22 Nov, 2018

STD: what does that mean?

It stands for sexually transmitted disease. In other words, a disease someone can get from sexual activity. You might hear them referred to as “STIs” sometimes, which stands for sexually transmitted infection.

Sexually transmitted diseases are too real. According to the Center for Disease Control and Prevention, 1 in 4 teens in the United States will contract an STD this year. Half of all sexually active teens will contract an STD by the time they turn age 25. Wait, what?? Yeah, the stats don’t look good.

Symptoms that could be signs of an STD include:

  • Burning or itching in the underwear zone
  • Pain while peeing
  • Blisters or sores in the underwear zone
  • A yellow/green pus from the genital area

But lots of people living with these infections have no idea because these symptoms may not show up for several months, or even years. Someone with an STD could keep passing it on to other people if they continue to be sexually active. All the while, their own bodies continue to take damage that may or may not be seen on the outside.

Can STDs be cured?

Some STDs can be treated, while some can never be cured. Some STDs cause discomfort, like blisters or pain while peeing. Others lead to death. STDs can even be passed on to a baby if a woman has one during pregnancy. Most babies who get an STD will die or have severe developmental issues.

Because someone may not be able to tell by their symptoms that they have an STD, it is important to get tested early at a doctor or health clinic to ensure that they are infection-free. Any sexually active person should be tested for STDs if they are not in a committed, lifelong relationship with someone who also knows for sure that they’ve never had an STD.

We all need to ask ourselves: is it worth the risk?

Is temporary pleasure worth lifelong physical and emotional pain for ourselves and for the people we love?

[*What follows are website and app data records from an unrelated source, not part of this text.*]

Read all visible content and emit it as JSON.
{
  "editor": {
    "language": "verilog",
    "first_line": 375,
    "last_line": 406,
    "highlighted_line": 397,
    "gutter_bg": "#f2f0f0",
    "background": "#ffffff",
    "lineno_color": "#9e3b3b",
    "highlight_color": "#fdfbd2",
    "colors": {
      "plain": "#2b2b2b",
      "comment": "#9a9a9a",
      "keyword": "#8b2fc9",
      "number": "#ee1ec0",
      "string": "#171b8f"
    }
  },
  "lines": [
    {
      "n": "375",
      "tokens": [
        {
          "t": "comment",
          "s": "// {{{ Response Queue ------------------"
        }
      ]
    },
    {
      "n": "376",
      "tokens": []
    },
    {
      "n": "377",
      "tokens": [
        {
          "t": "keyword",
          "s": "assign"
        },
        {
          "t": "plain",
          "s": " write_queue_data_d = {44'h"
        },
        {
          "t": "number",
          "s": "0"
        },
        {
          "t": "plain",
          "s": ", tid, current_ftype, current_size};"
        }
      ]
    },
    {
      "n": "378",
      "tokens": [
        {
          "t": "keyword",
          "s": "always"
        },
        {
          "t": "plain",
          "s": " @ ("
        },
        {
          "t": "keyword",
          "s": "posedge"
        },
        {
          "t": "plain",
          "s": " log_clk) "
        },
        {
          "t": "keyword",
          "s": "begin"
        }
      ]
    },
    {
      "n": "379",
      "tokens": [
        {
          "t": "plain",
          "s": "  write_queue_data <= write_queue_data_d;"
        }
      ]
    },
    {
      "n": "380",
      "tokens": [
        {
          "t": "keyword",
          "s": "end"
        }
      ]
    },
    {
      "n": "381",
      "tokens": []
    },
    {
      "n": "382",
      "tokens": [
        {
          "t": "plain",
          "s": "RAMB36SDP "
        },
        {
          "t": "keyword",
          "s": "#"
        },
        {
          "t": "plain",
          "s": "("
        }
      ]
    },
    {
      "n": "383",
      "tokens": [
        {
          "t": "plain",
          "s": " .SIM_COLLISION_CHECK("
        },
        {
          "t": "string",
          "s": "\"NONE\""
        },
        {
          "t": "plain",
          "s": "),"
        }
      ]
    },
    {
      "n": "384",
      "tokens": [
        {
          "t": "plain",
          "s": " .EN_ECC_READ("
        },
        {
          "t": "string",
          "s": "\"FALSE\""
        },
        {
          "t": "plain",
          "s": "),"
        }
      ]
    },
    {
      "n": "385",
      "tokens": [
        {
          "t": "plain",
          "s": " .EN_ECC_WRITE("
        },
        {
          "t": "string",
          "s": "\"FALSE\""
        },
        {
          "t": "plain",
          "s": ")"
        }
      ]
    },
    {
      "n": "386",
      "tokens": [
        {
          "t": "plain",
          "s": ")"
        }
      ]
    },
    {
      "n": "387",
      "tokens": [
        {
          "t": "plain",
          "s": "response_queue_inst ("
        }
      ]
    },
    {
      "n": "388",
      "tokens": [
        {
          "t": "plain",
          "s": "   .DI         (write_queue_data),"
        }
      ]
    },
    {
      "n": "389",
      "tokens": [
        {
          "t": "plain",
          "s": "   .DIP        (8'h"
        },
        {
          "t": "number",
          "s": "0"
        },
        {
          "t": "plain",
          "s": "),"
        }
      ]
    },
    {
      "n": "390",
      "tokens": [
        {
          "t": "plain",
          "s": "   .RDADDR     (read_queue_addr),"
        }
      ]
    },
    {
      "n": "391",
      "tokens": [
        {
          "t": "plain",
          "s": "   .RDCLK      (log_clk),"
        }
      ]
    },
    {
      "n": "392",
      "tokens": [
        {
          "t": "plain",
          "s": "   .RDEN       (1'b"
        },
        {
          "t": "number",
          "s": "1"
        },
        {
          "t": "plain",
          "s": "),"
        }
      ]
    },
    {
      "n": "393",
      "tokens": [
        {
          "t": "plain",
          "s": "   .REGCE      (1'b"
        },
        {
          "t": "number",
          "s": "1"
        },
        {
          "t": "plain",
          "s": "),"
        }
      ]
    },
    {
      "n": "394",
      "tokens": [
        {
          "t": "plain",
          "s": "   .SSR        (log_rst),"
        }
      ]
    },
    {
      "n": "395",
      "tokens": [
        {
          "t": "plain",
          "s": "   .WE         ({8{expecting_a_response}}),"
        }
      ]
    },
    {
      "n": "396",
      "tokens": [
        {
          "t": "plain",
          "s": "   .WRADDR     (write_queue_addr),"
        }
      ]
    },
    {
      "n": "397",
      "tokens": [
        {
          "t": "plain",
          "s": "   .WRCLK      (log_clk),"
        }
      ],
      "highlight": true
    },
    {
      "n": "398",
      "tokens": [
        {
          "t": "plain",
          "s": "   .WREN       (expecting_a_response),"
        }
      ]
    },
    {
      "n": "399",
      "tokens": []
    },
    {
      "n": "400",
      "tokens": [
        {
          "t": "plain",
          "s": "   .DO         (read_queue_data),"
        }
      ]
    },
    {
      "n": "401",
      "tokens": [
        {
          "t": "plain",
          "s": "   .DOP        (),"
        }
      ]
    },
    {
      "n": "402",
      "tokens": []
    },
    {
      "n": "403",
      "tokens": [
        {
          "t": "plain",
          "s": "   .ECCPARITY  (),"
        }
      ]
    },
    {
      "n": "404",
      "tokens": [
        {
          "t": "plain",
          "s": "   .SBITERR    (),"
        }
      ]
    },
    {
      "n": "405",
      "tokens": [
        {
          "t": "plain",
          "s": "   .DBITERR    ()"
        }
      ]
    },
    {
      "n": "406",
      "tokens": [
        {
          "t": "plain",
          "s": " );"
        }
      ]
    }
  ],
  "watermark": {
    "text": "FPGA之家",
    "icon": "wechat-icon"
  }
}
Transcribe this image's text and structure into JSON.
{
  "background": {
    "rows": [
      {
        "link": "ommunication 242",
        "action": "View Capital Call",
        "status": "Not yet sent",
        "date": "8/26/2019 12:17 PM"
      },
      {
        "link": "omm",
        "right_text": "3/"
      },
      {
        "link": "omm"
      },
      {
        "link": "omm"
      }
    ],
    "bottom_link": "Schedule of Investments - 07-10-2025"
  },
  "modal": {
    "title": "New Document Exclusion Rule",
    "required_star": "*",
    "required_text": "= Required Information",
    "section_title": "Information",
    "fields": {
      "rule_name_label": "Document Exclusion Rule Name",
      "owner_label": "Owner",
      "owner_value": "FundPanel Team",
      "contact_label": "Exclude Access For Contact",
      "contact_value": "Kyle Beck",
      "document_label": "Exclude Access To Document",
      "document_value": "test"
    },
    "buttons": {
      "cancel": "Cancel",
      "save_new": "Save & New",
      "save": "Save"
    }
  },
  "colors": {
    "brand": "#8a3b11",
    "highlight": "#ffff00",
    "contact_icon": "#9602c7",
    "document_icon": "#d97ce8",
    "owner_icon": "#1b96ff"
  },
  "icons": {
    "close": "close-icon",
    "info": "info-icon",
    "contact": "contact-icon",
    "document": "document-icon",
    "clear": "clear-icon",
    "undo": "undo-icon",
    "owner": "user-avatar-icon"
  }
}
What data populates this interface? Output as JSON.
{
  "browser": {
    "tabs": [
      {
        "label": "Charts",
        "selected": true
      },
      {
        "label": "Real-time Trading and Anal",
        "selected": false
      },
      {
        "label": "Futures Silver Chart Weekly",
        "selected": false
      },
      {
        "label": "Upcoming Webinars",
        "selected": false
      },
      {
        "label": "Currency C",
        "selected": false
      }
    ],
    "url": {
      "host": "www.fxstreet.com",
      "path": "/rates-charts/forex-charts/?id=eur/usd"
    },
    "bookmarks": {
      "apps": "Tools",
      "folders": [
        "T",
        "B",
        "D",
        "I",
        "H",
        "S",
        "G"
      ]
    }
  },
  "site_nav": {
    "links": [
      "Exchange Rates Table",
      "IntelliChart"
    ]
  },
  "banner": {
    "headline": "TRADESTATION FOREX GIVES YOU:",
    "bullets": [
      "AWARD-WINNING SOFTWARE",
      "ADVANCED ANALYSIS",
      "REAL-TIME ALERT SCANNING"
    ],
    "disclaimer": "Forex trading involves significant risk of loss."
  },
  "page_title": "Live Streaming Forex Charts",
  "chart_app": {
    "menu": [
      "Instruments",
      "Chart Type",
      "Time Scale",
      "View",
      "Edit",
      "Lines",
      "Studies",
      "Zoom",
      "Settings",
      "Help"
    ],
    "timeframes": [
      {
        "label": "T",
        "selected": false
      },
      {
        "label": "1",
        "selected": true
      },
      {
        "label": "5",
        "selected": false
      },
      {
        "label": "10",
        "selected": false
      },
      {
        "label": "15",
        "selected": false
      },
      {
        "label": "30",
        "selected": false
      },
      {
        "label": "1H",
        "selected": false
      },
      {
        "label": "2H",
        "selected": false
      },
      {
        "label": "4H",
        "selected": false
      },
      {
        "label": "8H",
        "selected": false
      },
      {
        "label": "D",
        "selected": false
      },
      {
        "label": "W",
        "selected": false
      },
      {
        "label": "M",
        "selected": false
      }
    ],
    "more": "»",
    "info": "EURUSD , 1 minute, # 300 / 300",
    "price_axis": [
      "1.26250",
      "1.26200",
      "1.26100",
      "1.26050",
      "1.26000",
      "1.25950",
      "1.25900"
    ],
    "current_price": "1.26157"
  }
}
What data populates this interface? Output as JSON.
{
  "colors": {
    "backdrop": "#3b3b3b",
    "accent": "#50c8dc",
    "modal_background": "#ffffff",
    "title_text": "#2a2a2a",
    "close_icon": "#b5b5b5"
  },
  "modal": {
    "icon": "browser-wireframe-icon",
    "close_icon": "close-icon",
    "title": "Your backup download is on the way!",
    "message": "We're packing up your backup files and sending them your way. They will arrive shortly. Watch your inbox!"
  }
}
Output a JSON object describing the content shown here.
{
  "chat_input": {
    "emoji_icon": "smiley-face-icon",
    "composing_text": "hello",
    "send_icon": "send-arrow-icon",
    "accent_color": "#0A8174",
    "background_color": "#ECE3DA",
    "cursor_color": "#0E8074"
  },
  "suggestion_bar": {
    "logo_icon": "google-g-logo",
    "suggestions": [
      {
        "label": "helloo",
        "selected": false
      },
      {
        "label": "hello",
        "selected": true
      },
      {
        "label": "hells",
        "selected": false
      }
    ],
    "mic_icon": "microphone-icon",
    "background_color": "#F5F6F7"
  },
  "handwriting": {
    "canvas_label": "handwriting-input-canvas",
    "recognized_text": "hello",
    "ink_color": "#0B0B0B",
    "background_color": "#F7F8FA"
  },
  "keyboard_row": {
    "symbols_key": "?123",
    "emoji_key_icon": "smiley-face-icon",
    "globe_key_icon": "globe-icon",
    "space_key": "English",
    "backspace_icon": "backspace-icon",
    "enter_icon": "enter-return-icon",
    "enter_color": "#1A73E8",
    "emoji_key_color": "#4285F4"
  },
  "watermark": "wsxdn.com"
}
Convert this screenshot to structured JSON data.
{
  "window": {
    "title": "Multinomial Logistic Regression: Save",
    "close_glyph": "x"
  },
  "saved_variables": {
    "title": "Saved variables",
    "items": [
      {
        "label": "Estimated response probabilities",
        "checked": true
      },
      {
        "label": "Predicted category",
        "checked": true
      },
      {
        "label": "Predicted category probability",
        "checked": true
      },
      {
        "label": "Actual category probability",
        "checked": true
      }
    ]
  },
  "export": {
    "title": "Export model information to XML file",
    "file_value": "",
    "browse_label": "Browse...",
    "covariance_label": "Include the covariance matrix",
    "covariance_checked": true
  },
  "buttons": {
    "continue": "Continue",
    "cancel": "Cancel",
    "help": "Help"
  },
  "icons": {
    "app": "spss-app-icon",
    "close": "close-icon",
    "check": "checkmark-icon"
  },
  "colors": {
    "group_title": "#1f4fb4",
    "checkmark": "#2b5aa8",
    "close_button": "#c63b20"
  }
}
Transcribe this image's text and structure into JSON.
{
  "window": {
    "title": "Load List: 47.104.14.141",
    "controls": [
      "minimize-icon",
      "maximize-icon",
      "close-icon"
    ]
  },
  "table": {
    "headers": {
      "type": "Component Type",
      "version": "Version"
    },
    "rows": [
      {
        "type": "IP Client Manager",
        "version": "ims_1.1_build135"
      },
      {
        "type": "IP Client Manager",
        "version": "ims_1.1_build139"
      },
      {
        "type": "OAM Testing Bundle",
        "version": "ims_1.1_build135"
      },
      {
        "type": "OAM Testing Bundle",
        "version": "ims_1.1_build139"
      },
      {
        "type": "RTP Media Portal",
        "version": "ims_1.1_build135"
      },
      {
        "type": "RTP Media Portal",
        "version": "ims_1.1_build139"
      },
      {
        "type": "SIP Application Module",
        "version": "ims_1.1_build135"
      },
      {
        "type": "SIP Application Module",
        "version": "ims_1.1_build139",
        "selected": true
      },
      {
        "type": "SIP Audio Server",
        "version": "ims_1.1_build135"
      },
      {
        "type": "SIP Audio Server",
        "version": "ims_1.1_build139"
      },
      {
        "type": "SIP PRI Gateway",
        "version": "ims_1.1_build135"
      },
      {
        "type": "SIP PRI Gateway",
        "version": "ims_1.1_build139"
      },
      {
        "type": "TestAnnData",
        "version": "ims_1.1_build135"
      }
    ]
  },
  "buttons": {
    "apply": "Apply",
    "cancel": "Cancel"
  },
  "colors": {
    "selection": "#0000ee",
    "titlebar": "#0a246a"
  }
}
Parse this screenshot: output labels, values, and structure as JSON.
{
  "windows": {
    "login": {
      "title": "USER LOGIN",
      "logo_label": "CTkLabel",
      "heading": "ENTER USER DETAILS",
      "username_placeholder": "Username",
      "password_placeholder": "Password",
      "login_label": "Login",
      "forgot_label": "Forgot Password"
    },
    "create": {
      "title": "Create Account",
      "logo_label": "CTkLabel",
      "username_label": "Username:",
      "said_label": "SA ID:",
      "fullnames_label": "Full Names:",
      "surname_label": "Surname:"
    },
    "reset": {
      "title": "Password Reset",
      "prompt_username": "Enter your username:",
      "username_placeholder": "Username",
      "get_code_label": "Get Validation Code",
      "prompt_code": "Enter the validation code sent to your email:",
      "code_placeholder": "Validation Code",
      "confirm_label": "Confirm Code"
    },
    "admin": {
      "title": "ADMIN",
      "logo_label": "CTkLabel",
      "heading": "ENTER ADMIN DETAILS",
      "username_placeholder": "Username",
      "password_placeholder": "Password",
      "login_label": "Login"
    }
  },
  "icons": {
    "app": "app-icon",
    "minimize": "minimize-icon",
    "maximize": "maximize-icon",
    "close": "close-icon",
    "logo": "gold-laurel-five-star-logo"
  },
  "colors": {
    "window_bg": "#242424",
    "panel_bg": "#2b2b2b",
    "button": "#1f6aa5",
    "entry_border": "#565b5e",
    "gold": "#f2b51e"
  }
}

The best way to take care of our own sexual health is to not have sex outside of a lifelong, committed marriage. Anyone choosing to be sexually active before marriage should consider the risks and discuss past history with their partner. Condoms reduce the risk of contracting an STD by about 85%. This of course is better than using no protection, but still leaves a 15% chance of passing on one of these life-altering diseases. Testing early and often and following doctor’s orders exactly can help prevent damage.

We say all the time in Pure Freedom  that it’s never too late to make changes. We might not be able to undo the consequences of our past decisions, but we can always decide to live a healthier lifestyle. If you’re concerned that you might have an STD, contact your doctor or local health department to get tested. And make new choices! You don’t have to keep making the same unhealthy decisions. Every day, we have a new opportunity to either respect ourselves and others or hurt ourselves and others. What choice will you make today?

By Kath Crane